Dip the rice paper in the water, on both sides, so it becomes completely wet.

Put it on your "folding" area, such as a cutting board or a dry plate, and let the rice paper soak up the water to make it soft.

Put about 1 topped tablespoon of force meat 1/3 inside the rice paper.

Fold the rice paper as tightly as possible. Avoid air bubbles. When you reach the center, fold the sides inwards. Make sure that the end is a bit narrower than the roll itself, so all the rice paper is folded round the roll and not hanging like "flaps".

Fold 6 rolls at a time and fry them.

Put oil or lard into a regular frying pan. ½ - 1 inch (1-2 cm). It must at least reach to the center of the rolls.

Heat the oil up approx. 320°F (160°C) or until a piece of wood starts to sizzle in the oil. The oil must not smoke, that is far to hot.

Cook the rolls 6 at a time in the pan so that they do not touch each other. If they touch each other even just a little bit, they stick together and are really difficult to separate again.

When they are golden and crisp they are finished. It is hard to judge with rice paper, but you can quickly find the color after a few tries. You could start out by frying just a few at a time until you get the hang of it.

If you use regular Asian spring rolling sheets, it is easy to judge by the look.

Dipping sauce

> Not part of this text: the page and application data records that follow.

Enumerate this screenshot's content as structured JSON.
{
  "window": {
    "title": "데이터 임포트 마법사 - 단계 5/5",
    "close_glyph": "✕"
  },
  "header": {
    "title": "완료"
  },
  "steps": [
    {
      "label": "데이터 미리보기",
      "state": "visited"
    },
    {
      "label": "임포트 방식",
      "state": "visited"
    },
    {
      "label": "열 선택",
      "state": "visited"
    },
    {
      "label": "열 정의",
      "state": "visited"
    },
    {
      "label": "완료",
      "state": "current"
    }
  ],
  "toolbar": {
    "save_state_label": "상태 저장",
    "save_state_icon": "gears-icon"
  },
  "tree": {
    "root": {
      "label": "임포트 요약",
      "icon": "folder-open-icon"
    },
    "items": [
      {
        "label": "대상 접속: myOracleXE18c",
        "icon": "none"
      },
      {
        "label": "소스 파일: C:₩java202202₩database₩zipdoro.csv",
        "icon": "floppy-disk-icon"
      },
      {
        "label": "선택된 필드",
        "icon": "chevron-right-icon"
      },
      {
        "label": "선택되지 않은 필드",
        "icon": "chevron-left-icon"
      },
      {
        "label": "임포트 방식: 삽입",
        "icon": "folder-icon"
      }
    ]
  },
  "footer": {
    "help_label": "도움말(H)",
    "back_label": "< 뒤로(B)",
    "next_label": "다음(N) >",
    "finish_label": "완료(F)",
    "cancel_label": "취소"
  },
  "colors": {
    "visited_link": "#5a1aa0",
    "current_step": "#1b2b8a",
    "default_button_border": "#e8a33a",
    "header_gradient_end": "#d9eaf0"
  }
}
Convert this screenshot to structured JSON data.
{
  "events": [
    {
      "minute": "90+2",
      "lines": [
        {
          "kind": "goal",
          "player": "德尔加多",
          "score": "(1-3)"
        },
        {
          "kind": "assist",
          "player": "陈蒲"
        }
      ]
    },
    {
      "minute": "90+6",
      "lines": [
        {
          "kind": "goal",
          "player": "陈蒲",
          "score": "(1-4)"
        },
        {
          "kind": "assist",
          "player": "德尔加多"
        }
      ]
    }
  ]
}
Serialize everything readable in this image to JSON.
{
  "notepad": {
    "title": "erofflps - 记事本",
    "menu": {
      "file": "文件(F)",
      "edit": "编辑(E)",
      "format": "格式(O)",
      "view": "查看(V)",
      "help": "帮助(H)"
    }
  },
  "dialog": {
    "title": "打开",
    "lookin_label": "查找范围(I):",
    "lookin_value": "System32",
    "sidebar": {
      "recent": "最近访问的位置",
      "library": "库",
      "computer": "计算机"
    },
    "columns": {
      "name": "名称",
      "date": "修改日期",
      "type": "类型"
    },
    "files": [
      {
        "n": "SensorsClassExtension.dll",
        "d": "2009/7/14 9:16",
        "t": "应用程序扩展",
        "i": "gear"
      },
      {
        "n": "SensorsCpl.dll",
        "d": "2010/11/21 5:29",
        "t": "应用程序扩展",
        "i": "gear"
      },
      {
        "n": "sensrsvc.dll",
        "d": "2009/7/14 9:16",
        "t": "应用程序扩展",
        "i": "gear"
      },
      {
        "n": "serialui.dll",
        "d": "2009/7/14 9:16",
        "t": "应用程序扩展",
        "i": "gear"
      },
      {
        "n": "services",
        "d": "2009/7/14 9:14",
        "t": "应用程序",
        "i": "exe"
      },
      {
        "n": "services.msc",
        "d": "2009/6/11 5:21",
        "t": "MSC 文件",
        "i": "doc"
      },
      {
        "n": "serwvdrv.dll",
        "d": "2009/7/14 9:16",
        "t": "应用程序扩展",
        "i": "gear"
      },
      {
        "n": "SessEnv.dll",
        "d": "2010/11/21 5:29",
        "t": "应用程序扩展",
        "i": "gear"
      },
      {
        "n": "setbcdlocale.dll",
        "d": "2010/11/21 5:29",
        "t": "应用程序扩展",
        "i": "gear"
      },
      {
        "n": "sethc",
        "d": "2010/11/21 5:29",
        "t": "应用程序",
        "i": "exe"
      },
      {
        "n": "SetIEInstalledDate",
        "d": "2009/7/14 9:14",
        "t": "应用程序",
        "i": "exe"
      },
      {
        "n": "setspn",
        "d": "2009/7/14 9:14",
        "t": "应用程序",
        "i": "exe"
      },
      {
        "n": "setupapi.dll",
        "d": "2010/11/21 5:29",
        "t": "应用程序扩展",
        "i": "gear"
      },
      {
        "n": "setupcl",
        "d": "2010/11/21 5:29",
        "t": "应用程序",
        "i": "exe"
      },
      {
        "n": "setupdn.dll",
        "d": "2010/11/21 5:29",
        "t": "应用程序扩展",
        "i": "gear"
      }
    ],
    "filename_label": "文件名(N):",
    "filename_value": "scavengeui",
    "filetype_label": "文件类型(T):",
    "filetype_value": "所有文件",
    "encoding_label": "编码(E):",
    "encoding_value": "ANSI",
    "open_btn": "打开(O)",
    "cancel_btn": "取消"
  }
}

Just mix all the ingredients and stir until the sugar is dissolved. It is a good idea to do it first of all so you do not have to wait while the rolls are hot. Or use syrup instead of sugar.

The tradition is to share a bowl of dipping sauce, but I usually serve it in portions, in small glasses.


Serve with lettuce leaves cut in half. They should be folded around the roll along with some fresh coriander. It is of course optional, but much better than just eating the rolls.


I have recreated the recipe by taste, from my local Vietnamese restaurant, so it may be wrong, but it tastes like theirs.

You can easily use plain spring roll dough for these. It's just as good. Both types are sold in your local Asian supermarket. The spring roll sheets are often frozen.

If the rolls are a little burned on the outside and on raw inside, then the oil is too hot.

If the rollers do not get crips, the oil is too cold.

It's not that hard but it might take a few tries. The first time you make them, it is worth paying a few "victim rolls" to find the right temperature and time that suits your stove.

They can be rolled in ahead of time and  frozen, after which they can be taken out and fried from frozen.

Spring rolls in a leaf of salad and with coriander - Max M Rasmussen
The ingredients - Max M Rasmussen
You need soy sauce for that? No thanks I got dipping sauce - Max M Rasmussen
A tray for the family - Max M Rasmussen